Task details. Return the lines of the data below in which the string "Criterion" occurs.

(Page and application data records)
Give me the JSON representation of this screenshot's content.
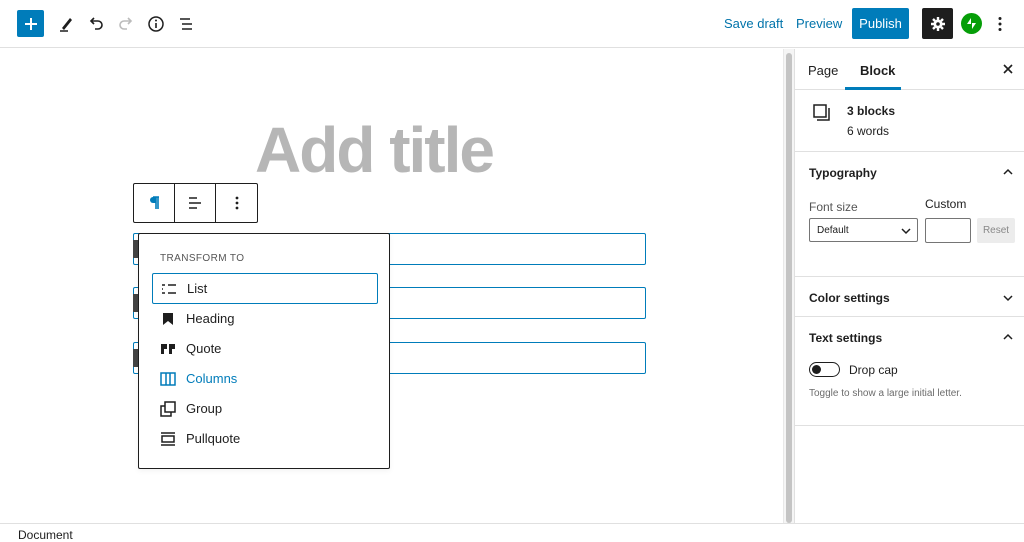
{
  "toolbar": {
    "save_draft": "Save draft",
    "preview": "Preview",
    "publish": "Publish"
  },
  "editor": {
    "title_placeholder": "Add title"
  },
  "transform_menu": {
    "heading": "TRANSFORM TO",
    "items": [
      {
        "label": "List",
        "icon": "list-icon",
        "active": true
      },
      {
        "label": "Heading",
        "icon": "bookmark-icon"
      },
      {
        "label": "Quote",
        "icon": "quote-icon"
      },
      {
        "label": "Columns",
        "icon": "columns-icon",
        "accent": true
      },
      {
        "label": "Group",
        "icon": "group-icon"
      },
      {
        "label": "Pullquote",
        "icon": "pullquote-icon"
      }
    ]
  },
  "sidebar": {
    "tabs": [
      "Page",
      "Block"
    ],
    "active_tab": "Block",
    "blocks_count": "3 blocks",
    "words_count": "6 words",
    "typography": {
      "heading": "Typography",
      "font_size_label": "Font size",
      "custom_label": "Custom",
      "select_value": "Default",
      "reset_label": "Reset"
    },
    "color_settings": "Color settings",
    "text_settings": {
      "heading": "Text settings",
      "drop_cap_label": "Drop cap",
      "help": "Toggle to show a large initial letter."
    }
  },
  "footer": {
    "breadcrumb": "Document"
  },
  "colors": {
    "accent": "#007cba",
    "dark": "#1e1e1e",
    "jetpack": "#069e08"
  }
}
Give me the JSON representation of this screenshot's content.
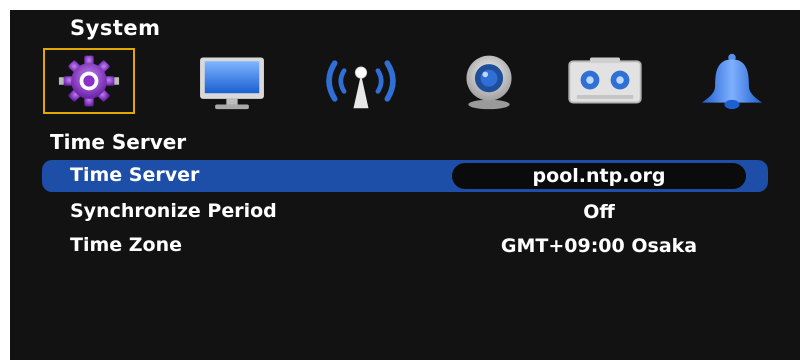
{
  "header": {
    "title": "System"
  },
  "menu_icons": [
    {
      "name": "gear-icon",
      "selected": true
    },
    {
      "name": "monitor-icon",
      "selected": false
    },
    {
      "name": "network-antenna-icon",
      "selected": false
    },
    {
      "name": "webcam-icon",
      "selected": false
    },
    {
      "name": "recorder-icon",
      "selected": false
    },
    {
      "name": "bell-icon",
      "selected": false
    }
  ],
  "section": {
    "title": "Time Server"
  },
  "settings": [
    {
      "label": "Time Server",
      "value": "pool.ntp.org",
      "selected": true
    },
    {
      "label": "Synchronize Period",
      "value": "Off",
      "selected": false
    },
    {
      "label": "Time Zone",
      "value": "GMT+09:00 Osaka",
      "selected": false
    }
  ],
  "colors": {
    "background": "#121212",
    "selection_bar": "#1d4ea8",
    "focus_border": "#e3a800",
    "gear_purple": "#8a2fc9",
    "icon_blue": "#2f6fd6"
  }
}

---

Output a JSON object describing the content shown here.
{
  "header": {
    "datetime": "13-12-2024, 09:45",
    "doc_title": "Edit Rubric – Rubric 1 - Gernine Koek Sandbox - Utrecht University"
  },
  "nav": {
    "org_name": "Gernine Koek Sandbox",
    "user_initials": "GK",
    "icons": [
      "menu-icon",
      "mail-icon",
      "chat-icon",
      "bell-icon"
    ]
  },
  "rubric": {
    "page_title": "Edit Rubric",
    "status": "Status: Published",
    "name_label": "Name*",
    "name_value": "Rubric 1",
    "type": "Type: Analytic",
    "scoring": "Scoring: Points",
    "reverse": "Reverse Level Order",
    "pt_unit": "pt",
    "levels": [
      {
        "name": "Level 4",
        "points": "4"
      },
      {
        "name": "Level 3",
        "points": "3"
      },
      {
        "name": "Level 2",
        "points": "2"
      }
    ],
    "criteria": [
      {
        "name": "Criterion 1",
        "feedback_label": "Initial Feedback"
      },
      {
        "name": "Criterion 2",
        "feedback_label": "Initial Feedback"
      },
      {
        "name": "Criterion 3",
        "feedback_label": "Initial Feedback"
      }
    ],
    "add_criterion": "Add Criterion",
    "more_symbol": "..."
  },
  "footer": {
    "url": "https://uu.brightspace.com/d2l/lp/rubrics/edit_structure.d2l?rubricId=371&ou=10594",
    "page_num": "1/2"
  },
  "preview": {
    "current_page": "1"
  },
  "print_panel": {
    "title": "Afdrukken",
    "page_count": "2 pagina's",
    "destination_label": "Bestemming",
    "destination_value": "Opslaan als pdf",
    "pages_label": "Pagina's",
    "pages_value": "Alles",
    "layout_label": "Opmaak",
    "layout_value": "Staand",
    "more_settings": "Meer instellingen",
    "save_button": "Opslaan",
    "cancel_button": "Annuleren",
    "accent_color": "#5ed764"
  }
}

Result below.
        "name": "Criterion 1",
        "name": "Criterion 2",
        "name": "Criterion 3",
    "add_criterion": "Add Criterion",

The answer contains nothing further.